Your reply should be the following data, copied exactly.

== Provided data ==

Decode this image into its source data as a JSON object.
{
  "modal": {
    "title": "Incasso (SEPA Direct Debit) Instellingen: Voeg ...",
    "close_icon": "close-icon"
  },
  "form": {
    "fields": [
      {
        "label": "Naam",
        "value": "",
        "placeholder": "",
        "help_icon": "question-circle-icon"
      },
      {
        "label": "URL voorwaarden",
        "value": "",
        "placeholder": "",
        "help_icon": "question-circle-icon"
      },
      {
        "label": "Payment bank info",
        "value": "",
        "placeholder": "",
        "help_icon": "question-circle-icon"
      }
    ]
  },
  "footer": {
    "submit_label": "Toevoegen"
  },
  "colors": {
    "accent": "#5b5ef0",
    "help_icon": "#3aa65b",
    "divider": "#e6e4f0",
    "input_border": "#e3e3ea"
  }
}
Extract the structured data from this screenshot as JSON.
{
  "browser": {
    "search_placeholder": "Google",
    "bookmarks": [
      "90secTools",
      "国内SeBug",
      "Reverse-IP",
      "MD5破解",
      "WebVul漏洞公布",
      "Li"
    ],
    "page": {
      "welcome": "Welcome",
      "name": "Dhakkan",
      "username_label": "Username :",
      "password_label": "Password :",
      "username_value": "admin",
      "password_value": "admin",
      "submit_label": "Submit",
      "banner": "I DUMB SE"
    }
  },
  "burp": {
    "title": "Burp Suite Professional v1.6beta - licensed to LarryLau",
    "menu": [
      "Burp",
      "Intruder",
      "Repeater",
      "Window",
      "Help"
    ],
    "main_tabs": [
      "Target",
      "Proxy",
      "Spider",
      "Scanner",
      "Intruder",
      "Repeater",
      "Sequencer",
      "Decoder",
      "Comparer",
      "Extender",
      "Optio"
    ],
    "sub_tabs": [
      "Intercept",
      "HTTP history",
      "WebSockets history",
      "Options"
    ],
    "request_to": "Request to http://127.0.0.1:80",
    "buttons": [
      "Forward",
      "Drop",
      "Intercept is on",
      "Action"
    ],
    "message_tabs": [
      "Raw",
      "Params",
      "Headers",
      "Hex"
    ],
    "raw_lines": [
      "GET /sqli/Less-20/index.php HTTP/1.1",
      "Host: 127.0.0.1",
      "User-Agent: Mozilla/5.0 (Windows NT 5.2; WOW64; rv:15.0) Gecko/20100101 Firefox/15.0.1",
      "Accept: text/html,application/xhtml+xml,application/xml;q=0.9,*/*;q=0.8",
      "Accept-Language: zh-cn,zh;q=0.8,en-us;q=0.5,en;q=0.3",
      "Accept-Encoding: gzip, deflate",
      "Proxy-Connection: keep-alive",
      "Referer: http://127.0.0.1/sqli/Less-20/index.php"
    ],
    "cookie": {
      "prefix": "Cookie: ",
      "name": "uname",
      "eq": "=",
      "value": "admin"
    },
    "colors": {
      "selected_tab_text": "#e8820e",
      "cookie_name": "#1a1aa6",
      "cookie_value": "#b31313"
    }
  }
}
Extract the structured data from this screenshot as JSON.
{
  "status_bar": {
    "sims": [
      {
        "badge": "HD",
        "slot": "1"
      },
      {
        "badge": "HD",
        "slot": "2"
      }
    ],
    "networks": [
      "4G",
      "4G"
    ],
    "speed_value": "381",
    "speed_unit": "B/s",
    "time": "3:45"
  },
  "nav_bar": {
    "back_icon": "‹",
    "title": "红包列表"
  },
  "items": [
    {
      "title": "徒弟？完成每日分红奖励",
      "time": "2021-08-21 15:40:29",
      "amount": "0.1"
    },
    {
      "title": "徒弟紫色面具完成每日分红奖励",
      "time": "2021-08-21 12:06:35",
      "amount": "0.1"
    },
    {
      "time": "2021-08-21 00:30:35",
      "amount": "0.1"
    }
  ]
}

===

Response for this exercise:
Decode this image into its source data as a JSON object.
{
  "modal": {
    "title": "Incasso (SEPA Direct Debit) Instellingen: Voeg ...",
    "close_icon": "close-icon"
  },
  "form": {
    "fields": [
      {
        "label": "Naam",
        "value": "",
        "placeholder": "",
        "help_icon": "question-circle-icon"
      },
      {
        "label": "URL voorwaarden",
        "value": "",
        "placeholder": "",
        "help_icon": "question-circle-icon"
      },
      {
        "label": "Payment bank info",
        "value": "",
        "placeholder": "",
        "help_icon": "question-circle-icon"
      }
    ]
  },
  "footer": {
    "submit_label": "Toevoegen"
  },
  "colors": {
    "accent": "#5b5ef0",
    "help_icon": "#3aa65b",
    "divider": "#e6e4f0",
    "input_border": "#e3e3ea"
  }
}
Extract the structured data from this screenshot as JSON.
{
  "browser": {
    "search_placeholder": "Google",
    "bookmarks": [
      "90secTools",
      "国内SeBug",
      "Reverse-IP",
      "MD5破解",
      "WebVul漏洞公布",
      "Li"
    ],
    "page": {
      "welcome": "Welcome",
      "name": "Dhakkan",
      "username_label": "Username :",
      "password_label": "Password :",
      "username_value": "admin",
      "password_value": "admin",
      "submit_label": "Submit",
      "banner": "I DUMB SE"
    }
  },
  "burp": {
    "title": "Burp Suite Professional v1.6beta - licensed to LarryLau",
    "menu": [
      "Burp",
      "Intruder",
      "Repeater",
      "Window",
      "Help"
    ],
    "main_tabs": [
      "Target",
      "Proxy",
      "Spider",
      "Scanner",
      "Intruder",
      "Repeater",
      "Sequencer",
      "Decoder",
      "Comparer",
      "Extender",
      "Optio"
    ],
    "sub_tabs": [
      "Intercept",
      "HTTP history",
      "WebSockets history",
      "Options"
    ],
    "request_to": "Request to http://127.0.0.1:80",
    "buttons": [
      "Forward",
      "Drop",
      "Intercept is on",
      "Action"
    ],
    "message_tabs": [
      "Raw",
      "Params",
      "Headers",
      "Hex"
    ],
    "raw_lines": [
      "GET /sqli/Less-20/index.php HTTP/1.1",
      "Host: 127.0.0.1",
      "User-Agent: Mozilla/5.0 (Windows NT 5.2; WOW64; rv:15.0) Gecko/20100101 Firefox/15.0.1",
      "Accept: text/html,application/xhtml+xml,application/xml;q=0.9,*/*;q=0.8",
      "Accept-Language: zh-cn,zh;q=0.8,en-us;q=0.5,en;q=0.3",
      "Accept-Encoding: gzip, deflate",
      "Proxy-Connection: keep-alive",
      "Referer: http://127.0.0.1/sqli/Less-20/index.php"
    ],
    "cookie": {
      "prefix": "Cookie: ",
      "name": "uname",
      "eq": "=",
      "value": "admin"
    },
    "colors": {
      "selected_tab_text": "#e8820e",
      "cookie_name": "#1a1aa6",
      "cookie_value": "#b31313"
    }
  }
}
Extract the structured data from this screenshot as JSON.
{
  "status_bar": {
    "sims": [
      {
        "badge": "HD",
        "slot": "1"
      },
      {
        "badge": "HD",
        "slot": "2"
      }
    ],
    "networks": [
      "4G",
      "4G"
    ],
    "speed_value": "381",
    "speed_unit": "B/s",
    "time": "3:45"
  },
  "nav_bar": {
    "back_icon": "‹",
    "title": "红包列表"
  },
  "items": [
    {
      "title": "徒弟？完成每日分红奖励",
      "time": "2021-08-21 15:40:29",
      "amount": "0.1"
    },
    {
      "title": "徒弟紫色面具完成每日分红奖励",
      "time": "2021-08-21 12:06:35",
      "amount": "0.1"
    },
    {
      "time": "2021-08-21 00:30:35",
      "amount": "0.1"
    }
  ]
}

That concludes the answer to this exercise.